With its protective orders for handling sensitive business information now set, the FCC this week asked Charter, Time Warner Cable and Bright House for a raft of information related to their proposed merger, including contracts, e-mails, and spread sheets.
The FCC was holding off on the request until it voted out the protective orders on how to handle sharing some of that information with third parties, including competitors and public interest groups.
"[W]e require additional information, documents, and clarifications of certain matters discussed in the applications and other information submitted to the Commission," Media Bureau Chief Bill Lake wrote in a letter to each of the companies.
The FCC wants to drill down on a host of issues, including New Charter's plans for expanding Wi-Fi hotspots, and for boosting Time Warner Cable and Bright House baseline broadband speeds, as well as lots of questions about over-the-top video.
It also asks the company to defend its interconnection practices, including providing paid peering agreements and communications with Netflix, Cogent, Level 3, Akamai, Limelight and Google pertaining to their interconnection negotiations. It also wants the company to defend its assertion that New Charter would be willing to promote OVDS because it was in the company's interest.
The FCC wants to know when Charter adopted bandwidth usage caps, when it dropped them, and why.
There are requests for info on carriage of regional sports networks, plans for set-top boxes and allowing use of third-party aps on the boxes. The bureau asks for in of on how they will insure that John Malone, Liberty Broadband, and Advance/Newhouse will not protect their stake in New Charter by withholding programming from traditional or over-the-top competitors.
And those are just some of the 35 pages worth of information the FCC says it wants. That may not be the end of it, either. "If necessary, we will follow up with additional requests for information and documents," the FCC said.

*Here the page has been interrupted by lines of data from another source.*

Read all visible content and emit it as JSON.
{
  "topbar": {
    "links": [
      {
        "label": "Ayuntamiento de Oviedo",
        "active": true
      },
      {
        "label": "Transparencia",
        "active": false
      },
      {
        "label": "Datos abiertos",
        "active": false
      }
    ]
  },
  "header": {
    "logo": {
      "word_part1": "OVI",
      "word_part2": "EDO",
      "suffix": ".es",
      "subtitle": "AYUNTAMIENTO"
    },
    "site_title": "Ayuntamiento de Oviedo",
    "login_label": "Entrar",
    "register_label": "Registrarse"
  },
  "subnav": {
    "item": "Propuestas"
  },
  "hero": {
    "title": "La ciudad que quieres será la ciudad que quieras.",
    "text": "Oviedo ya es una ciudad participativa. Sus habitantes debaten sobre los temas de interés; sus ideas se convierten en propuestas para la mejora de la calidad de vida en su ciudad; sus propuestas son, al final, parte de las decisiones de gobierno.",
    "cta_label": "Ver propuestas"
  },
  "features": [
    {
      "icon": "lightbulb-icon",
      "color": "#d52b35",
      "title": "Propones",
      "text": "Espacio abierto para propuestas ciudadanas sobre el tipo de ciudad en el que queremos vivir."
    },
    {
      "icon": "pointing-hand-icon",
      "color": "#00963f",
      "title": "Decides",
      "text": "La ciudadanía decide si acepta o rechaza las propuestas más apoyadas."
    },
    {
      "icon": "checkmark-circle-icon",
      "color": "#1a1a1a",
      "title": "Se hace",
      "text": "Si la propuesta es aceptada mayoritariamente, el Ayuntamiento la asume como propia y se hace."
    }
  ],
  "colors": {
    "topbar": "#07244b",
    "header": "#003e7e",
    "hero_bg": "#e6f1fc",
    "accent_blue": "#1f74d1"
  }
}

The bureau has given the companies until Oct. 13 to provide the information.